The preliminary examination is designed to assess a PhD student’s readiness to undertake dissertation research. Once a student passes the preliminary examination, he or she is officially considered a PhD candidate. This is the second major milestone in the PhD program, after the qualifying examination.
The preliminary examination usually takes place when a student has completed most, though not necessarily all, of the coursework but has not yet made a major investment of time and effort toward dissertation research. For this examination, the student performs research under an advisor’s supervision and then defends the work before a Graduate College-approved faculty committee of at least five members.
Students must pass the preliminary examination one year prior to their dissertation defense. Approval by petition is needed if students plan to hold their dissertation defense within a year of the preliminary examination.
Preliminary Examination Committee
A student’s faculty advisor serves as the chair of the preliminary examination committee. The additional members of the preliminary examination committee must be selected in a way that fulfills all of the following criteria:
- Five or more members in total
- At least three members are full members of the UIC Graduate College
- At least two are tenured (not just tenure-track) faculty
Diversity is prized in the creation of a preliminary examination committee; thus, including one or two members from outside the electrical and computer engineering department or UIC is encouraged. For any outside members who are not full members of the UIC Graduate College, students must submit their CVs along with the committee recommendation form so that the Graduate College may determine that equivalent academic standards are met.
The committee recommendation form must be submitted to the ECE student affairs office at least three weeks prior to the anticipated preliminary examination date.
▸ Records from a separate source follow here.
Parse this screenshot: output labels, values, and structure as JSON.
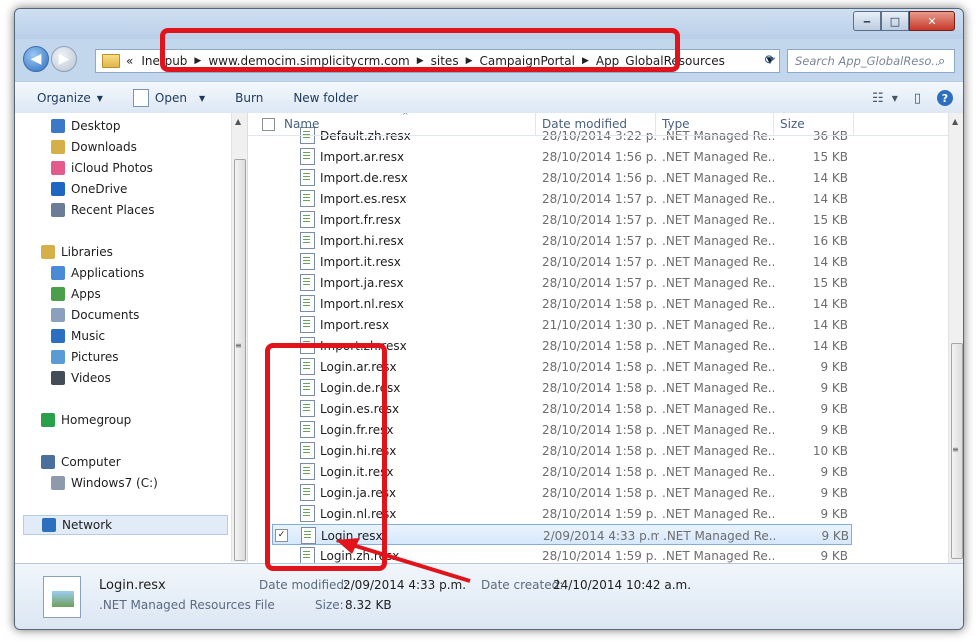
{
  "address": {
    "back_label": "◀",
    "forward_label": "▶",
    "crumbs": [
      "«",
      "Inetpub",
      "www.democim.simplicitycrm.com",
      "sites",
      "CampaignPortal",
      "App_GlobalResources"
    ],
    "search_placeholder": "Search App_GlobalReso..."
  },
  "toolbar": {
    "organize": "Organize",
    "open": "Open",
    "burn": "Burn",
    "new_folder": "New folder"
  },
  "window_buttons": {
    "minimize": "‒",
    "maximize": "□",
    "close": "✕"
  },
  "sidebar": {
    "items": [
      {
        "label": "Desktop",
        "icon": "desktop-icon",
        "color": "#3b78c8"
      },
      {
        "label": "Downloads",
        "icon": "downloads-icon",
        "color": "#d5b048"
      },
      {
        "label": "iCloud Photos",
        "icon": "icloud-photos-icon",
        "color": "#e35a8c"
      },
      {
        "label": "OneDrive",
        "icon": "onedrive-icon",
        "color": "#1f66c0"
      },
      {
        "label": "Recent Places",
        "icon": "recent-places-icon",
        "color": "#6a7d96"
      },
      {
        "label": "Libraries",
        "icon": "libraries-icon",
        "color": "#d5b048"
      },
      {
        "label": "Applications",
        "icon": "applications-icon",
        "color": "#4a8bd6"
      },
      {
        "label": "Apps",
        "icon": "apps-icon",
        "color": "#4aa04a"
      },
      {
        "label": "Documents",
        "icon": "documents-icon",
        "color": "#8aa0bc"
      },
      {
        "label": "Music",
        "icon": "music-icon",
        "color": "#2d6fbf"
      },
      {
        "label": "Pictures",
        "icon": "pictures-icon",
        "color": "#5b9bd5"
      },
      {
        "label": "Videos",
        "icon": "videos-icon",
        "color": "#444c58"
      },
      {
        "label": "Homegroup",
        "icon": "homegroup-icon",
        "color": "#2aa04a"
      },
      {
        "label": "Computer",
        "icon": "computer-icon",
        "color": "#4a6f9c"
      },
      {
        "label": "Windows7 (C:)",
        "icon": "drive-icon",
        "color": "#8c9aab"
      },
      {
        "label": "Network",
        "icon": "network-icon",
        "color": "#2d6fbf"
      }
    ]
  },
  "columns": {
    "name": "Name",
    "date": "Date modified",
    "type": "Type",
    "size": "Size"
  },
  "files": [
    {
      "name": "Default.zh.resx",
      "date": "28/10/2014 3:22 p....",
      "type": ".NET Managed Re...",
      "size": "36 KB"
    },
    {
      "name": "Import.ar.resx",
      "date": "28/10/2014 1:56 p....",
      "type": ".NET Managed Re...",
      "size": "15 KB"
    },
    {
      "name": "Import.de.resx",
      "date": "28/10/2014 1:56 p....",
      "type": ".NET Managed Re...",
      "size": "14 KB"
    },
    {
      "name": "Import.es.resx",
      "date": "28/10/2014 1:57 p....",
      "type": ".NET Managed Re...",
      "size": "14 KB"
    },
    {
      "name": "Import.fr.resx",
      "date": "28/10/2014 1:57 p....",
      "type": ".NET Managed Re...",
      "size": "15 KB"
    },
    {
      "name": "Import.hi.resx",
      "date": "28/10/2014 1:57 p....",
      "type": ".NET Managed Re...",
      "size": "16 KB"
    },
    {
      "name": "Import.it.resx",
      "date": "28/10/2014 1:57 p....",
      "type": ".NET Managed Re...",
      "size": "14 KB"
    },
    {
      "name": "Import.ja.resx",
      "date": "28/10/2014 1:57 p....",
      "type": ".NET Managed Re...",
      "size": "15 KB"
    },
    {
      "name": "Import.nl.resx",
      "date": "28/10/2014 1:58 p....",
      "type": ".NET Managed Re...",
      "size": "14 KB"
    },
    {
      "name": "Import.resx",
      "date": "21/10/2014 1:30 p....",
      "type": ".NET Managed Re...",
      "size": "14 KB"
    },
    {
      "name": "Import.zh.resx",
      "date": "28/10/2014 1:58 p....",
      "type": ".NET Managed Re...",
      "size": "14 KB"
    },
    {
      "name": "Login.ar.resx",
      "date": "28/10/2014 1:58 p....",
      "type": ".NET Managed Re...",
      "size": "9 KB"
    },
    {
      "name": "Login.de.resx",
      "date": "28/10/2014 1:58 p....",
      "type": ".NET Managed Re...",
      "size": "9 KB"
    },
    {
      "name": "Login.es.resx",
      "date": "28/10/2014 1:58 p....",
      "type": ".NET Managed Re...",
      "size": "9 KB"
    },
    {
      "name": "Login.fr.resx",
      "date": "28/10/2014 1:58 p....",
      "type": ".NET Managed Re...",
      "size": "9 KB"
    },
    {
      "name": "Login.hi.resx",
      "date": "28/10/2014 1:58 p....",
      "type": ".NET Managed Re...",
      "size": "10 KB"
    },
    {
      "name": "Login.it.resx",
      "date": "28/10/2014 1:58 p....",
      "type": ".NET Managed Re...",
      "size": "9 KB"
    },
    {
      "name": "Login.ja.resx",
      "date": "28/10/2014 1:58 p....",
      "type": ".NET Managed Re...",
      "size": "9 KB"
    },
    {
      "name": "Login.nl.resx",
      "date": "28/10/2014 1:59 p....",
      "type": ".NET Managed Re...",
      "size": "9 KB"
    },
    {
      "name": "Login.resx",
      "date": "2/09/2014 4:33 p.m.",
      "type": ".NET Managed Re...",
      "size": "9 KB",
      "selected": true
    },
    {
      "name": "Login.zh.resx",
      "date": "28/10/2014 1:59 p....",
      "type": ".NET Managed Re...",
      "size": "9 KB"
    }
  ],
  "status": {
    "name": "Login.resx",
    "type": ".NET Managed Resources File",
    "date_modified_label": "Date modified:",
    "date_modified": "2/09/2014 4:33 p.m.",
    "date_created_label": "Date created:",
    "date_created": "24/10/2014 10:42 a.m.",
    "size_label": "Size:",
    "size": "8.32 KB"
  },
  "colors": {
    "annotation_red": "#e0141a",
    "selection": "#d6e8fb"
  }
}
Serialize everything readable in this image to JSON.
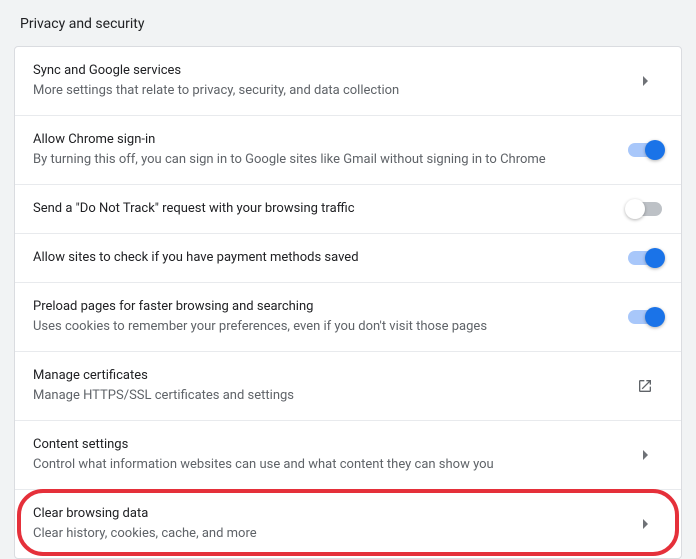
{
  "section_title": "Privacy and security",
  "rows": [
    {
      "title": "Sync and Google services",
      "subtitle": "More settings that relate to privacy, security, and data collection",
      "control": "chevron"
    },
    {
      "title": "Allow Chrome sign-in",
      "subtitle": "By turning this off, you can sign in to Google sites like Gmail without signing in to Chrome",
      "control": "toggle-on"
    },
    {
      "title": "Send a \"Do Not Track\" request with your browsing traffic",
      "subtitle": "",
      "control": "toggle-off"
    },
    {
      "title": "Allow sites to check if you have payment methods saved",
      "subtitle": "",
      "control": "toggle-on"
    },
    {
      "title": "Preload pages for faster browsing and searching",
      "subtitle": "Uses cookies to remember your preferences, even if you don't visit those pages",
      "control": "toggle-on"
    },
    {
      "title": "Manage certificates",
      "subtitle": "Manage HTTPS/SSL certificates and settings",
      "control": "external"
    },
    {
      "title": "Content settings",
      "subtitle": "Control what information websites can use and what content they can show you",
      "control": "chevron"
    },
    {
      "title": "Clear browsing data",
      "subtitle": "Clear history, cookies, cache, and more",
      "control": "chevron",
      "highlighted": true
    }
  ]
}
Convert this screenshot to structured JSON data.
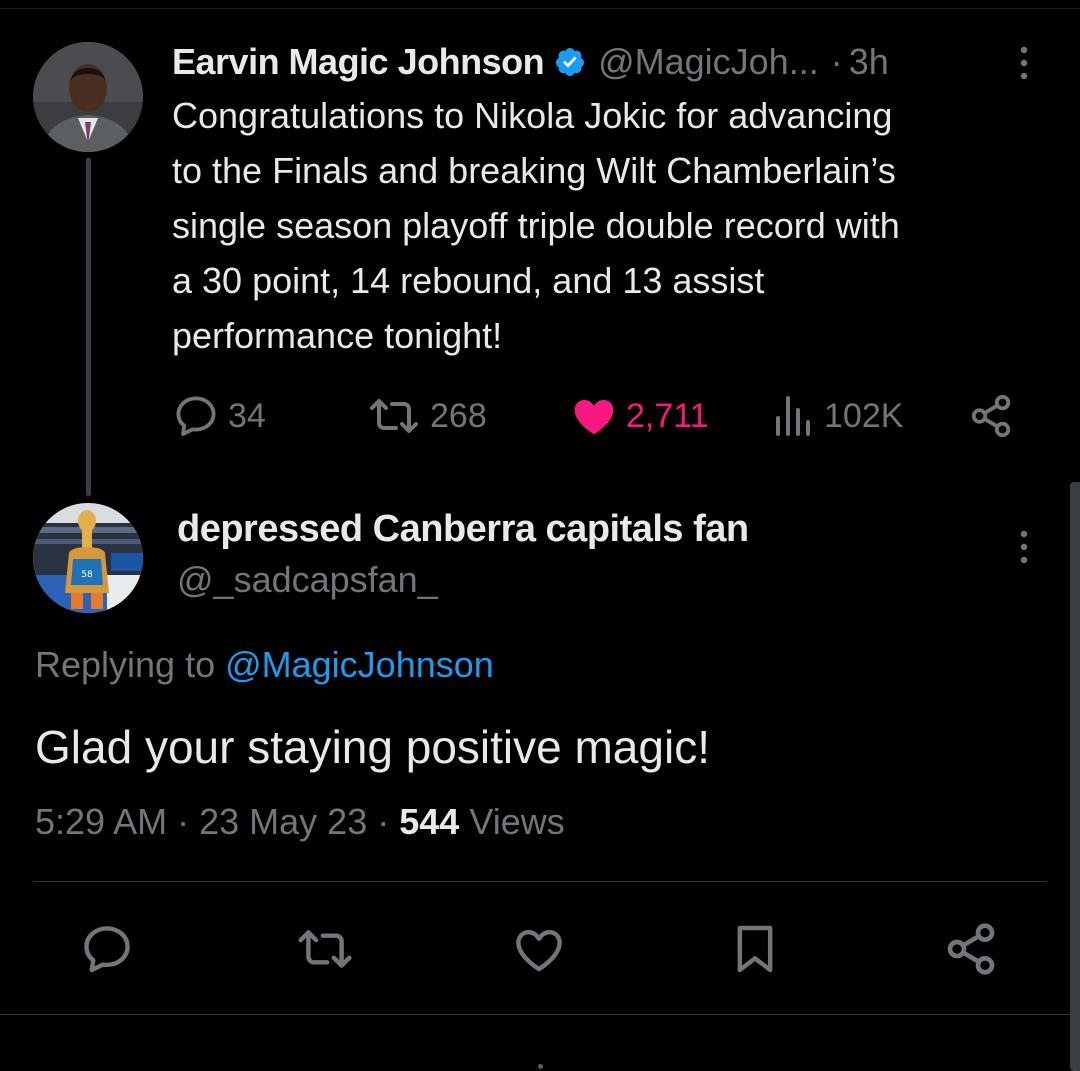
{
  "parent_tweet": {
    "display_name": "Earvin Magic Johnson",
    "handle": "@MagicJoh...",
    "separator": "·",
    "time_ago": "3h",
    "text_lines": [
      "Congratulations to Nikola Jokic for advancing",
      "to the Finals and breaking Wilt Chamberlain’s",
      "single season playoff triple double record with",
      "a 30 point, 14 rebound, and 13 assist",
      "performance tonight!"
    ],
    "stats": {
      "replies": "34",
      "retweets": "268",
      "likes": "2,711",
      "views": "102K"
    },
    "verified": true,
    "liked": true
  },
  "reply_tweet": {
    "display_name": "depressed Canberra capitals fan",
    "handle": "@_sadcapsfan_",
    "replying_prefix": "Replying to ",
    "replying_to": "@MagicJohnson",
    "text": "Glad your staying positive magic!",
    "time": "5:29 AM",
    "date": "23 May 23",
    "separator": "·",
    "views_count": "544",
    "views_label": "Views"
  },
  "icons": {
    "verified": "verified-badge-icon",
    "more": "more-vertical-icon",
    "reply": "reply-bubble-icon",
    "retweet": "retweet-icon",
    "like": "heart-icon",
    "views": "bar-chart-icon",
    "share": "share-icon",
    "bookmark": "bookmark-icon"
  },
  "colors": {
    "background": "#000000",
    "text": "#e7e9ea",
    "muted": "#71767b",
    "link": "#1d9bf0",
    "like_active": "#f91880",
    "verified": "#1d9bf0"
  }
}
Student affairs will coordinate departmental approval of the form and forward it to the Graduate College for approval.
The preliminary examination committee is appointed by the dean of the Graduate College at the recommendation of the electrical and computer engineering department.
Students who are proposing research that involves human subjects must apply for and receive approval from UIC’s Institutional Review Board.
Students who are proposing research that involves animals must apply for and receive approval from the Animal Care Committee.
The timing, content, and nature of the preliminary examination—whether it will include a written component, an oral component, or both—is at the discretion of the preliminary examination committee.
Preliminary examinations are graded as “pass” or “fail.” A candidate cannot be passed if he or she receives more than one “fail” vote from members of the committee. The Graduate College provides an examination report form to the electrical and computer engineering department, which must be completed and signed by each member of the committee.
If students receive a grade of “pass,” the preliminary examination committee still may require that students perform additional work or meet specified conditions before the passing recommendation becomes effective.
If students receive a grade of “fail,” the preliminary examination committee may make a recommendation to the dean to allow a second examination. If the student receives a grade of “fail” on the second examination, a third examination is not permitted.
Once students pass the preliminary examination, they have five years to complete the requirements for the PhD. Failure to adhere to this time period will require a new preliminary examination. (Note: departments may specify shorter time periods than five years.)
Students may not take the preliminary examination sooner than one full calendar year of beginning the program, and they may not conduct their dissertation defense any sooner than one full calendar year after the preliminary examination is passed, unless a special petition is made and approved by the director of graduate studies.